For Pets in Recovery at NC State, Small Stuffed Animals Make a Big Difference
The intensive care unit houses many of the NC State Veterinary Hospital’s most fragile patients. Lately, it has felt a little bit more like home for them.
There’s a husky napping peacefully on a giant purple rabbit and a Pomeranian lying between a seal and a teddy bear with a scarf. There are stuffed animals everywhere, acting as soft friends for pets that have been through so much. They’re reminders of the warmth, security and happiness they’re used to at their own homes.
After the clinicians at the NC State Veterinary Hospital provide life-saving care, these stuffed animals provide comfort.
“Even if it’s a small tail wag … that small gesture makes me feel like they want to fight harder,” says Christina Benson, a medical support technician at the hospital. “My heart explodes when I see how something so simple as a stuffed animal brings them so much happiness.”
Since late last year, hundreds of stuffed animals have been donated to the hospital by veterinary technicians, hospital staff, CVM students and community members. They fill a void created by COVID-19 restrictions.
Before the pandemic, pet owners have often left a little bit of home with their pets — usually a toy or blanket — when they are admitted for care. The hospital has not been able to accept such outside personal belongings as a safety precaution during the pandemic.

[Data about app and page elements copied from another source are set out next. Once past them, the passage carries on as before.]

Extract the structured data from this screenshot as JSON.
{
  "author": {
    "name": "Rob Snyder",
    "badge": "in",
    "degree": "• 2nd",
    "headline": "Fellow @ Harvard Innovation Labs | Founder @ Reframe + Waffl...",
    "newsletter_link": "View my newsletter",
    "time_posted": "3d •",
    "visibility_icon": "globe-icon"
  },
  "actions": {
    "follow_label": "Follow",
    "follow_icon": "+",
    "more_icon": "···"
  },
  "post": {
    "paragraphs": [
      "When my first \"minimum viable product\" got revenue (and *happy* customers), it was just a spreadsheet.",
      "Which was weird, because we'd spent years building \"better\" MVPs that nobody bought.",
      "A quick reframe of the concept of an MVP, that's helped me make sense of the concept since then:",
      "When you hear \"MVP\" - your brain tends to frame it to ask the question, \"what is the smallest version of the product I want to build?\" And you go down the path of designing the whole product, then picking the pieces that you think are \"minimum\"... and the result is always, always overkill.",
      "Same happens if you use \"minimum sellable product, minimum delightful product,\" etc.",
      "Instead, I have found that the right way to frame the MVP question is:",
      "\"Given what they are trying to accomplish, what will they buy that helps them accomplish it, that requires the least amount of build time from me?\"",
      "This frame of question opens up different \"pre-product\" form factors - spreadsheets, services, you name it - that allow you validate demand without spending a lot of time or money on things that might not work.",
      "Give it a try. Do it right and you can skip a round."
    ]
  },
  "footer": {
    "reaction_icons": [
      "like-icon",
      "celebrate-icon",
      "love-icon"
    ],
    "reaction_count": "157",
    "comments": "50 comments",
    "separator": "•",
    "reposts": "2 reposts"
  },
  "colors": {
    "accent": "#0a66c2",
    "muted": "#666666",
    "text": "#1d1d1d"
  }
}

It all started when former veterinary technician Mindi James noticed the lack of home comfort when walking through the ICU one day. James donated four large stuffed animals that once belonged to her two sons, found while cleaning out their closets.
The following week, James brought some more. Soon, the news of the stuffed animal donations spread across campus. Students collected stuffed animals to donate and other veterinary technicians and clinicians urged friends and neighbors to give what they could.

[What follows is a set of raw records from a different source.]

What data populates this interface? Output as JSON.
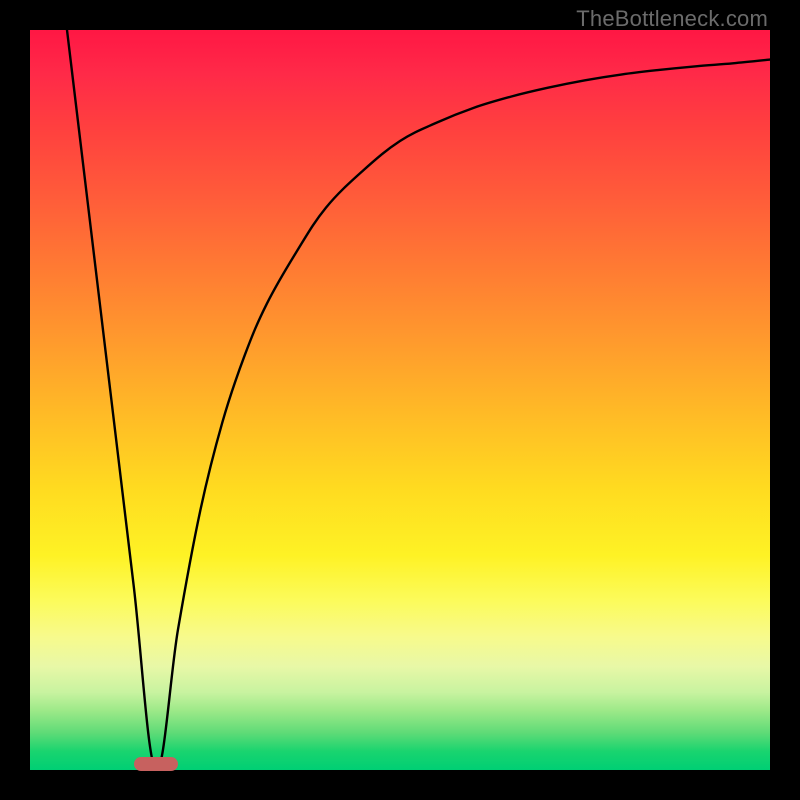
{
  "watermark": "TheBottleneck.com",
  "colors": {
    "frame": "#000000",
    "gradient_top": "#ff1744",
    "gradient_mid1": "#ff9a2d",
    "gradient_mid2": "#ffdb20",
    "gradient_bottom": "#00cf74",
    "curve": "#000000",
    "marker": "#c7615f"
  },
  "chart_data": {
    "type": "line",
    "title": "",
    "xlabel": "",
    "ylabel": "",
    "xlim": [
      0,
      100
    ],
    "ylim": [
      0,
      100
    ],
    "grid": false,
    "legend": false,
    "annotations": [
      "TheBottleneck.com"
    ],
    "marker": {
      "x_center": 17,
      "width": 6,
      "y": 0
    },
    "series": [
      {
        "name": "bottleneck-curve",
        "x": [
          5,
          8,
          11,
          14,
          17,
          20,
          23,
          26,
          29,
          32,
          36,
          40,
          45,
          50,
          55,
          60,
          65,
          70,
          75,
          80,
          85,
          90,
          95,
          100
        ],
        "y": [
          100,
          75,
          50,
          25,
          0,
          19,
          35,
          47,
          56,
          63,
          70,
          76,
          81,
          85,
          87.5,
          89.5,
          91,
          92.2,
          93.2,
          94,
          94.6,
          95.1,
          95.5,
          96
        ]
      }
    ]
  }
}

“Even if it’s a small tail wag … that small gesture makes me feel like they want to fight harder.”
Since then, most of the pets recovering in the ICU, which has never closed since the pandemic began, have been given stuffed animals to cuddle, to sleep with, to prop their heads on. The stuffed animals are thoroughly washed and some are misted with calming spray.
“Lots of our canine patients are scared in a hospital or any unfamiliar setting,” says James. “Anything we can do to try to make their area seem more like their home environment, I believe the happier their hospital experience will be.
“I’ve seen dogs taking some of the best naps with their heads draped on the larger stuffies I donated.”
It’s the companion animals in the ICU that need these stuffed animals the most. The ICU cares for pets following major abdominal surgeries. Many have respiratory issues that require oxygen. Some have serious heart conditions or need dialysis to rid their bodies of toxins.
Sometimes a stuffed animal is picked for them. If they are well enough to walk, the pet chooses.
“My favorite part is bringing a dog over to the bin with the stuffed animals and letting them pick,” says Heather Sidari, a veterinary technician who oversees the ICU. “They’ll stick their nose in and root around and they always find one. Oh my goodness, it’s my favorite thing ever.”
Sidari’s office is now filled with stuffed animals, and she has received so many that donations are no longer accepted. Sidari helps clean them in the washer and dryer across from her office. Many of the stuffed animals were collected by Benson, who reached out to her community about the need and has filled a dozen bags with them for the hospital.
“Offering these toys gives me hope that they are happier here while recovering,” says Benson. “It has been such a joy to give these animals something to love.”
For Sidari, the stuffed animals reflect the importance of boosting a patient’s physical wellbeing by supporting their emotional wellbeing. She says the stuffed animals have also provided comfort to the many veterinary technicians who work hour after hour, day after day in the ICU. The heart and soul they put into patient care is not something pet owners often get to see.
“This is what we’re here for,” says Sidari. “We’re here to care for them, to get them back to their homes. These stuffed animals have made a huge difference in our ability to emotionally support the pets.”
And that emotional support doesn’t stop when pets leave the ICU. Smoke, a pit bull puppy who garnered national attention for suffering life-threatening stab wounds, was recently brought to the veterinary hospital for surgery. While recovering in the ICU, Smoke clung to a large stuffed giraffe.
And he stayed close to his giraffe until the moment he left for his new home.
~Jordan Bartel/NC State Veterinary Medicine
To support compassionate care for companion animals at the NC State Veterinary Hospital, consider supporting our areas of greatest need, including the All Gifts Great and Small Fund.